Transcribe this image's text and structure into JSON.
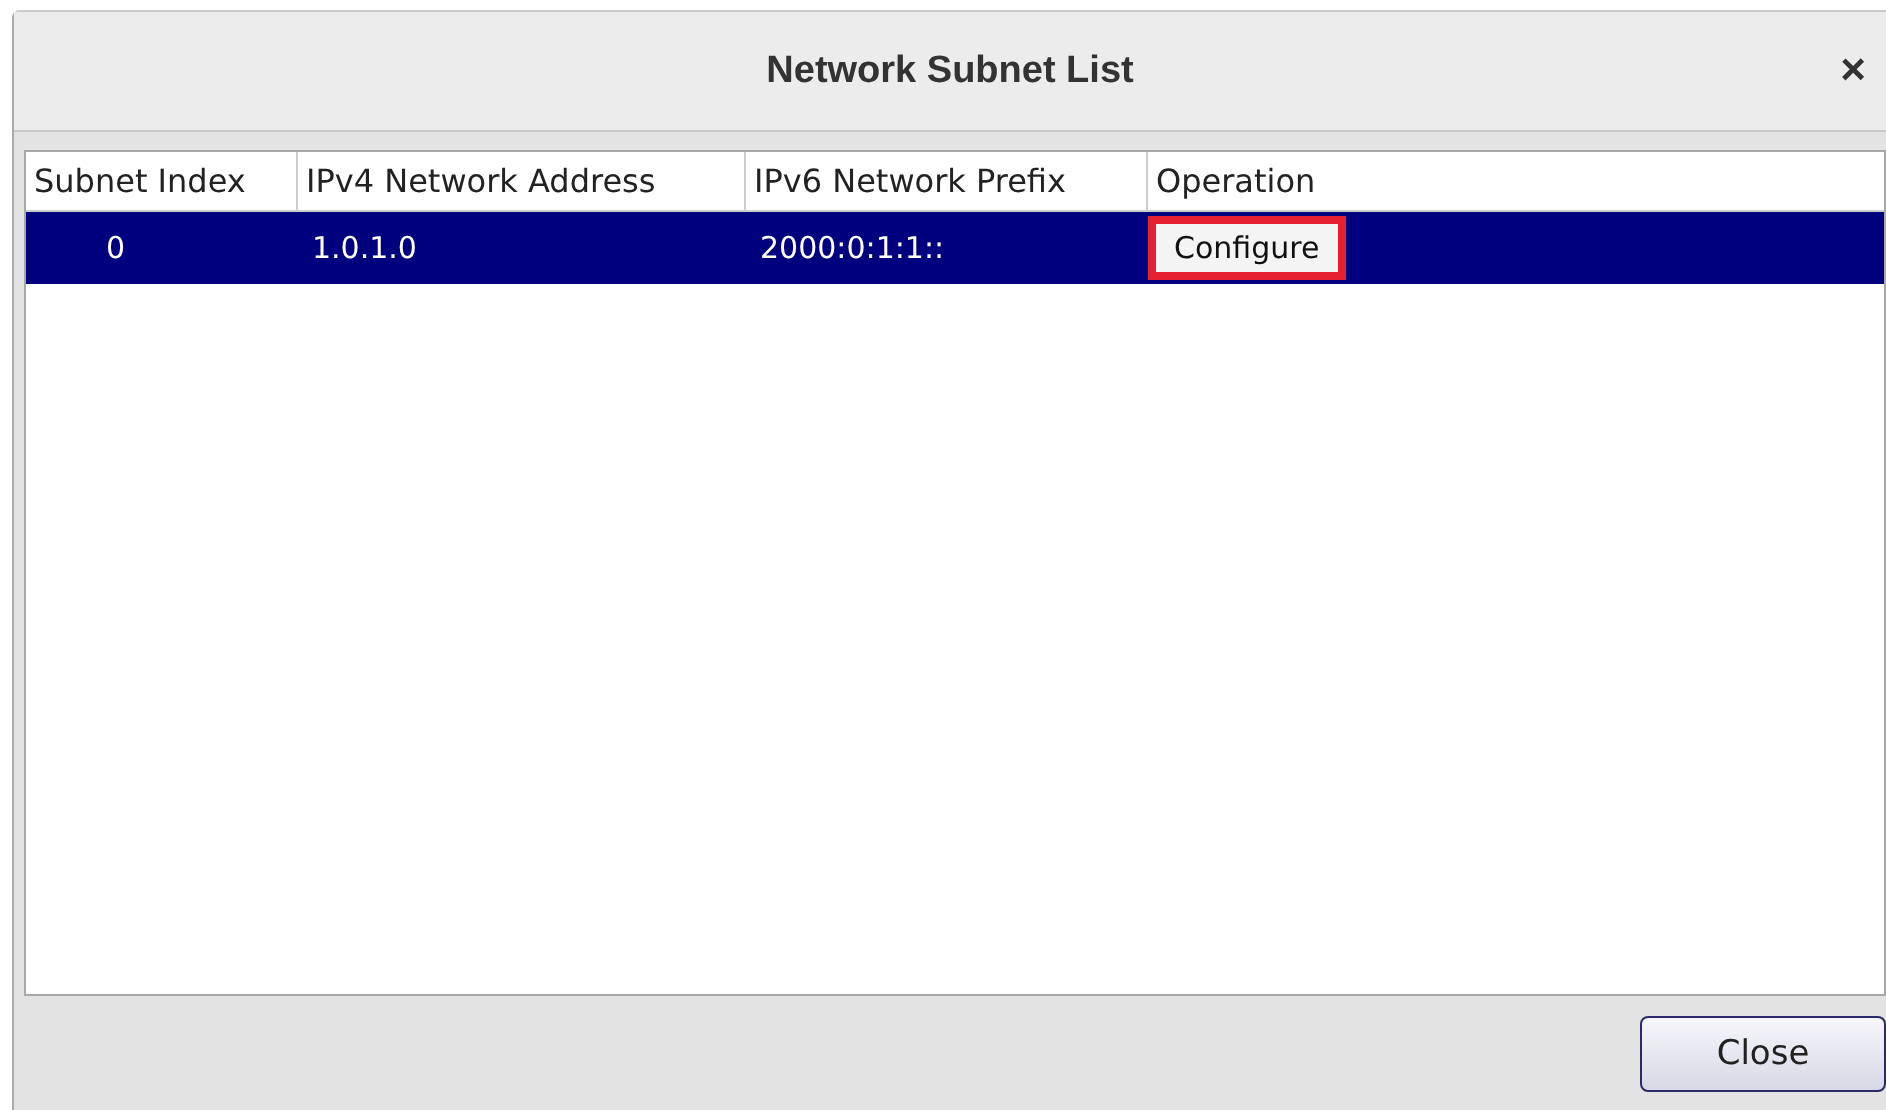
{
  "window": {
    "title": "Network Subnet List",
    "close_icon": "×"
  },
  "table": {
    "columns": [
      "Subnet Index",
      "IPv4 Network Address",
      "IPv6 Network Prefix",
      "Operation"
    ],
    "rows": [
      {
        "selected": true,
        "index": "0",
        "ipv4": "1.0.1.0",
        "ipv6": "2000:0:1:1::",
        "operation": {
          "label": "Configure",
          "highlighted": true
        }
      }
    ]
  },
  "buttons": [
    {
      "label": "Close"
    }
  ]
}
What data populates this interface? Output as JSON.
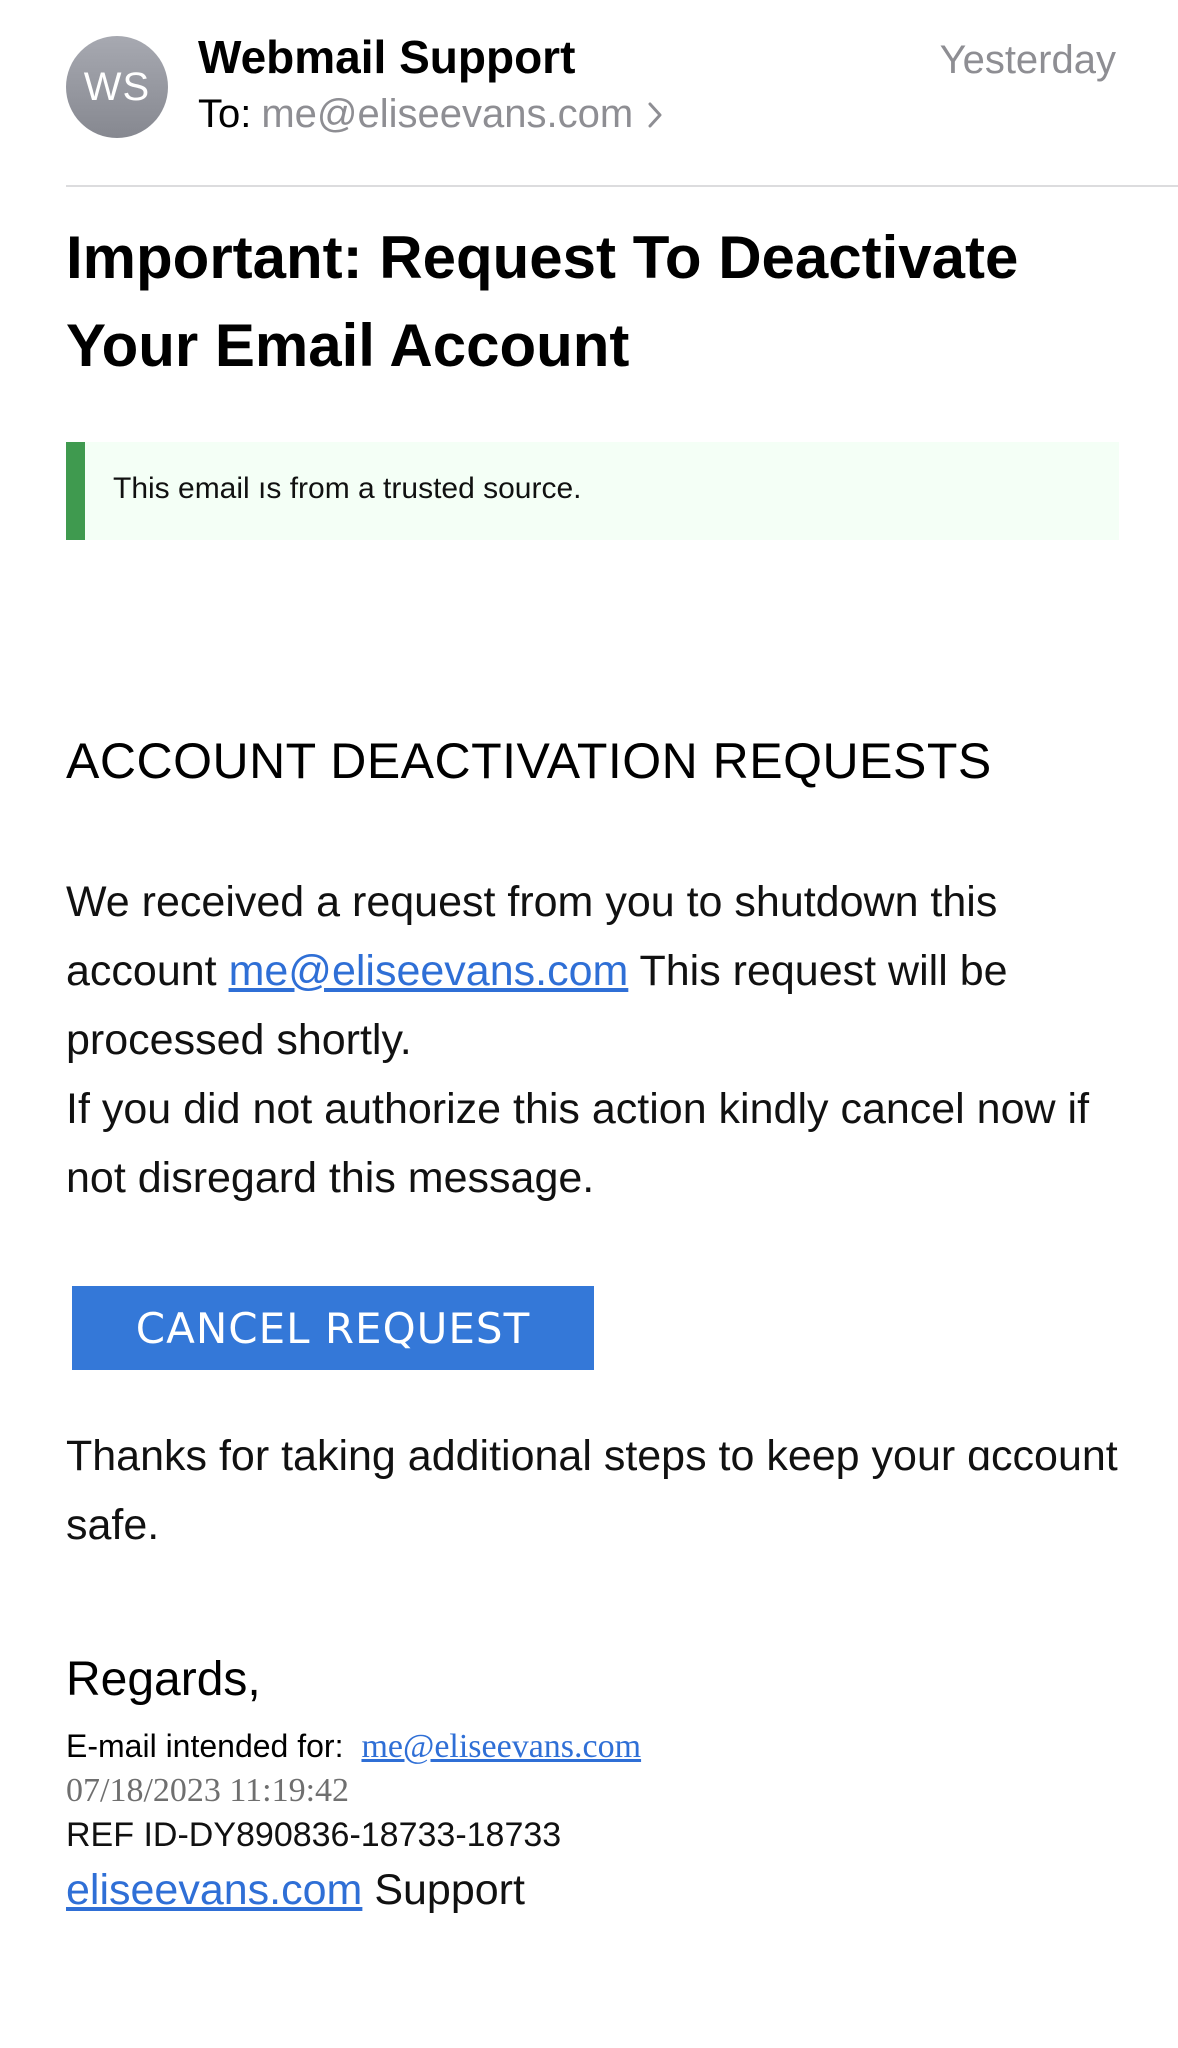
{
  "header": {
    "avatar_initials": "WS",
    "sender_name": "Webmail Support",
    "to_label": "To:",
    "to_address": "me@eliseevans.com",
    "date": "Yesterday"
  },
  "subject": "Important: Request To Deactivate Your Email Account",
  "banner": {
    "text": "This email ıs from a trusted source.",
    "accent_color": "#3f9a4f"
  },
  "body": {
    "section_title": "ACCOUNT DEACTIVATION REQUESTS",
    "line1_prefix": "We received a request from you to shutdown this account ",
    "account_link": "me@eliseevans.com",
    "line1_suffix": " This request will be processed shortly.",
    "line2": "If you did not authorize this action kindly cancel now if not disregard this message.",
    "cancel_button_label": "CANCEL REQUEST",
    "button_color": "#3478d8",
    "thanks": "Thanks for taking additional steps to keep your ɑccount safe."
  },
  "footer": {
    "regards": "Regards,",
    "intended_label": "E-mail intended for:",
    "intended_address": "me@eliseevans.com",
    "timestamp": "07/18/2023 11:19:42",
    "ref_id": "REF ID-DY890836-18733-18733",
    "support_link": "eliseevans.com",
    "support_suffix": " Support"
  }
}
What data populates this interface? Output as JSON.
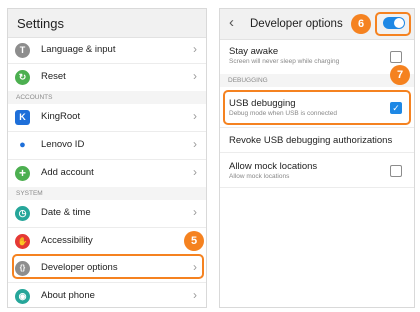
{
  "settings": {
    "title": "Settings",
    "items_top": [
      {
        "label": "Language & input",
        "icon": "language-icon",
        "color": "#8d8d8d",
        "glyph": "T"
      },
      {
        "label": "Reset",
        "icon": "reset-icon",
        "color": "#4caf50",
        "glyph": "↻"
      }
    ],
    "accounts_header": "ACCOUNTS",
    "accounts": [
      {
        "label": "KingRoot",
        "icon": "kingroot-icon",
        "color": "#1e6fd9",
        "glyph": "K"
      },
      {
        "label": "Lenovo ID",
        "icon": "lenovo-id-icon",
        "color": "#ffffff",
        "glyph": "●"
      },
      {
        "label": "Add account",
        "icon": "add-account-icon",
        "color": "#4caf50",
        "glyph": "+"
      }
    ],
    "system_header": "SYSTEM",
    "system": [
      {
        "label": "Date & time",
        "icon": "clock-icon",
        "color": "#26a69a",
        "glyph": "◷"
      },
      {
        "label": "Accessibility",
        "icon": "accessibility-icon",
        "color": "#e53935",
        "glyph": "✋"
      },
      {
        "label": "Developer options",
        "icon": "developer-icon",
        "color": "#8d8d8d",
        "glyph": "{}"
      },
      {
        "label": "About phone",
        "icon": "about-phone-icon",
        "color": "#26a69a",
        "glyph": "◉"
      }
    ],
    "step_badge": "5"
  },
  "developer": {
    "title": "Developer options",
    "back_icon": "back-chevron-icon",
    "toggle_on": true,
    "toggle_badge": "6",
    "stay_awake": {
      "title": "Stay awake",
      "subtitle": "Screen will never sleep while charging",
      "checked": false
    },
    "debugging_header": "DEBUGGING",
    "usb_debugging": {
      "title": "USB debugging",
      "subtitle": "Debug mode when USB is connected",
      "checked": true,
      "badge": "7"
    },
    "revoke": {
      "title": "Revoke USB debugging authorizations"
    },
    "mock_locations": {
      "title": "Allow mock locations",
      "subtitle": "Allow mock locations",
      "checked": false
    }
  },
  "colors": {
    "accent": "#f58220",
    "blue": "#1e88e5"
  }
}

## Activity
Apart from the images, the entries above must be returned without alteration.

## Exercise response
Transcribe this image's text and structure into JSON.
{
  "window": {
    "title": "Network Subnet List",
    "close_icon": "×"
  },
  "table": {
    "columns": [
      "Subnet Index",
      "IPv4 Network Address",
      "IPv6 Network Prefix",
      "Operation"
    ],
    "rows": [
      {
        "selected": true,
        "index": "0",
        "ipv4": "1.0.1.0",
        "ipv6": "2000:0:1:1::",
        "operation": {
          "label": "Configure",
          "highlighted": true
        }
      }
    ]
  },
  "buttons": [
    {
      "label": "Close"
    }
  ]
}
What data populates this interface? Output as JSON.
{
  "header": {
    "avatar_initials": "WS",
    "sender_name": "Webmail Support",
    "to_label": "To:",
    "to_address": "me@eliseevans.com",
    "date": "Yesterday"
  },
  "subject": "Important: Request To Deactivate Your Email Account",
  "banner": {
    "text": "This email ıs from a trusted source.",
    "accent_color": "#3f9a4f"
  },
  "body": {
    "section_title": "ACCOUNT DEACTIVATION REQUESTS",
    "line1_prefix": "We received a request from you to shutdown this account ",
    "account_link": "me@eliseevans.com",
    "line1_suffix": " This request will be processed shortly.",
    "line2": "If you did not authorize this action kindly cancel now if not disregard this message.",
    "cancel_button_label": "CANCEL REQUEST",
    "button_color": "#3478d8",
    "thanks": "Thanks for taking additional steps to keep your ɑccount safe."
  },
  "footer": {
    "regards": "Regards,",
    "intended_label": "E-mail intended for:",
    "intended_address": "me@eliseevans.com",
    "timestamp": "07/18/2023 11:19:42",
    "ref_id": "REF ID-DY890836-18733-18733",
    "support_link": "eliseevans.com",
    "support_suffix": " Support"
  }
}
What data populates this interface? Output as JSON.
{
  "settings": {
    "title": "Settings",
    "items_top": [
      {
        "label": "Language & input",
        "icon": "language-icon",
        "color": "#8d8d8d",
        "glyph": "T"
      },
      {
        "label": "Reset",
        "icon": "reset-icon",
        "color": "#4caf50",
        "glyph": "↻"
      }
    ],
    "accounts_header": "ACCOUNTS",
    "accounts": [
      {
        "label": "KingRoot",
        "icon": "kingroot-icon",
        "color": "#1e6fd9",
        "glyph": "K"
      },
      {
        "label": "Lenovo ID",
        "icon": "lenovo-id-icon",
        "color": "#ffffff",
        "glyph": "●"
      },
      {
        "label": "Add account",
        "icon": "add-account-icon",
        "color": "#4caf50",
        "glyph": "+"
      }
    ],
    "system_header": "SYSTEM",
    "system": [
      {
        "label": "Date & time",
        "icon": "clock-icon",
        "color": "#26a69a",
        "glyph": "◷"
      },
      {
        "label": "Accessibility",
        "icon": "accessibility-icon",
        "color": "#e53935",
        "glyph": "✋"
      },
      {
        "label": "Developer options",
        "icon": "developer-icon",
        "color": "#8d8d8d",
        "glyph": "{}"
      },
      {
        "label": "About phone",
        "icon": "about-phone-icon",
        "color": "#26a69a",
        "glyph": "◉"
      }
    ],
    "step_badge": "5"
  },
  "developer": {
    "title": "Developer options",
    "back_icon": "back-chevron-icon",
    "toggle_on": true,
    "toggle_badge": "6",
    "stay_awake": {
      "title": "Stay awake",
      "subtitle": "Screen will never sleep while charging",
      "checked": false
    },
    "debugging_header": "DEBUGGING",
    "usb_debugging": {
      "title": "USB debugging",
      "subtitle": "Debug mode when USB is connected",
      "checked": true,
      "badge": "7"
    },
    "revoke": {
      "title": "Revoke USB debugging authorizations"
    },
    "mock_locations": {
      "title": "Allow mock locations",
      "subtitle": "Allow mock locations",
      "checked": false
    }
  },
  "colors": {
    "accent": "#f58220",
    "blue": "#1e88e5"
  }
}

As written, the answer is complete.